He couldn’t believe that anyone could be so cruel, so callous. How could anyone do such horrid acts, and under his nose? Why had he been so eager to turn a blind eye to all that had been happening in his city? How had he been such a fool?
Heck Ross had been smart. He’d only remained in office for a year. Sure, he’d been forced out, but leaving had been the smartest thing he’d done. Even he knew that.
Heck had refused to bend to Toffer’s level. The smartest thing he’d done. At least he would not be facing any interrogation about this case. A.B. Chambers might, though, Beardsley wasn’t sure. All he knew was that anyone with any sort of connection would be called. That is, if they hadn’t already been called.
But now, Des Moines was engulfed in a scandal that threatened to go national. The media would go nuts over this. After all, it was newsworthy. And anything newsworthy usually went from the newspapers to television in no time flat.
The only thing Beardsley could do now was start on damage control. He had to keep things muted for a while. It didn’t matter whether it would cause him to lose popularity, it had to be done. It was part of his job.
Added to the French fiasco was this new legislation that threatened to tear the city apart. He was not overly fond of Senators McCarran or McCarthy or their ideals. They were madmen wanting to take control of the country through spreading their “Red Scare” throughout the population. What alarmed him was that their tactics were working…a little too well. Everyone, even Republicans, were being accused of being communists. That was not good for the country. It made a toxic environment where madmen had more power than those who remained sane and rational.
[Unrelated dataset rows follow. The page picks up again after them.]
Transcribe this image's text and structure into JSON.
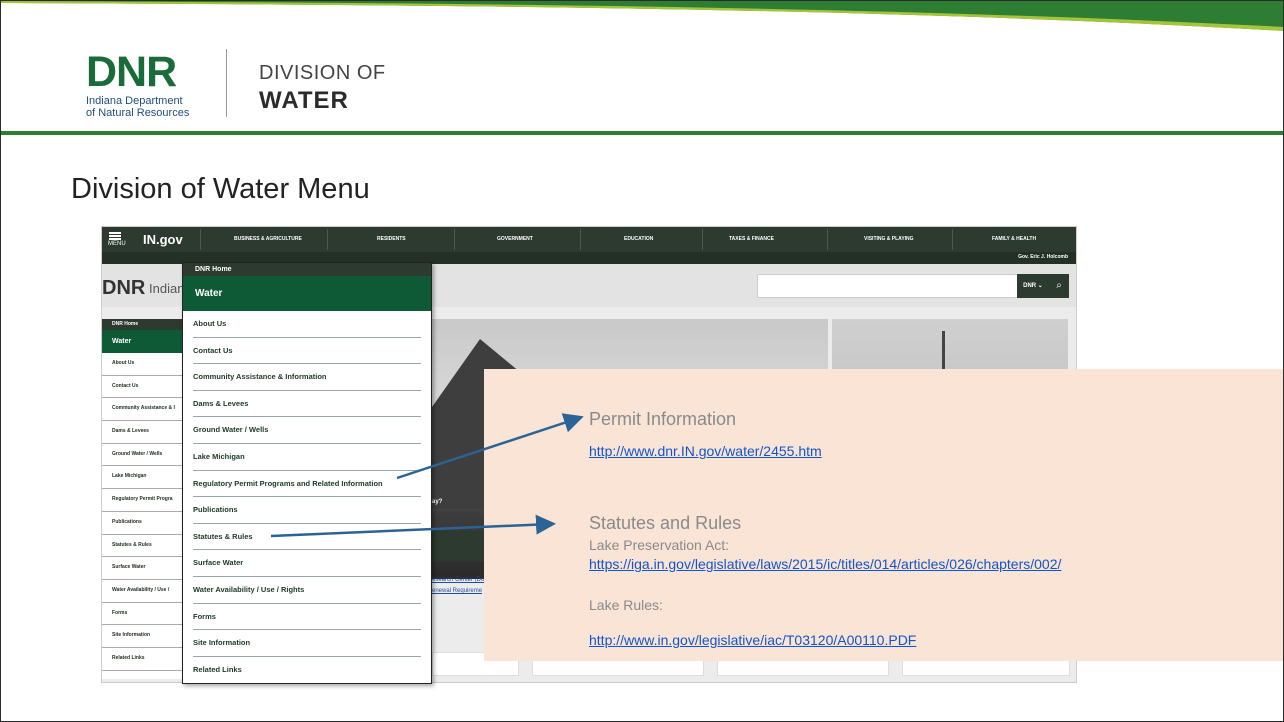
{
  "header": {
    "logo_text": "DNR",
    "logo_sub_line1": "Indiana Department",
    "logo_sub_line2": "of Natural Resources",
    "division_of": "DIVISION OF",
    "division_name": "WATER",
    "brand_green": "#2d7d32"
  },
  "slide": {
    "title": "Division of Water Menu"
  },
  "site": {
    "menu_label": "MENU",
    "ingov_logo": "IN.gov",
    "nav_items": [
      "BUSINESS & AGRICULTURE",
      "RESIDENTS",
      "GOVERNMENT",
      "EDUCATION",
      "TAXES & FINANCE",
      "VISITING & PLAYING",
      "FAMILY & HEALTH"
    ],
    "governor": "Gov. Eric J. Holcomb",
    "strip_logo": "DNR",
    "strip_text": "Indian",
    "search_scope": "DNR",
    "search_icon": "search-icon",
    "sidebar": {
      "home": "DNR Home",
      "section": "Water",
      "items": [
        "About Us",
        "Contact Us",
        "Community Assistance & I",
        "Dams & Levees",
        "Ground Water / Wells",
        "Lake Michigan",
        "Regulatory Permit Progra",
        "Publications",
        "Statutes & Rules",
        "Surface Water",
        "Water Availability / Use /",
        "Forms",
        "Site Information",
        "Related Links"
      ]
    },
    "photo_caption": "ay?",
    "body_link1": "esearch Center (Do",
    "body_link2": "enewal Requireme"
  },
  "dropdown": {
    "home": "DNR Home",
    "section": "Water",
    "items": [
      "About Us",
      "Contact Us",
      "Community Assistance & Information",
      "Dams & Levees",
      "Ground Water / Wells",
      "Lake Michigan",
      "Regulatory Permit Programs and Related Information",
      "Publications",
      "Statutes & Rules",
      "Surface Water",
      "Water Availability / Use / Rights",
      "Forms",
      "Site Information",
      "Related Links"
    ]
  },
  "callout": {
    "permit_heading": "Permit Information",
    "permit_link": "http://www.dnr.IN.gov/water/2455.htm",
    "statutes_heading": "Statutes and Rules",
    "lpa_label": "Lake Preservation Act:",
    "lpa_link": "https://iga.in.gov/legislative/laws/2015/ic/titles/014/articles/026/chapters/002/",
    "rules_label": "Lake Rules:",
    "rules_link": "http://www.in.gov/legislative/iac/T03120/A00110.PDF",
    "bg_color": "#fae4d6",
    "arrow_color": "#2a6496"
  }
}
What was this world coming to? Madmen in Congress, otherwise sane and rational people falling prey to imagined threats, an increasing influence of industry in politics, not to mention a vile little toad that threatened to destroy the virtuous reputation of the Midwest’s crown jewel—the city of Des Moines.
He rose from his place behind his desk, grabbed his jacket, and started for the door. He needed to go to the mansion and gather his own defense. Letters. Documents. Memos. He had to gather them together and turn them over to Larson. Even if it took him down, he had to allow justice to be served.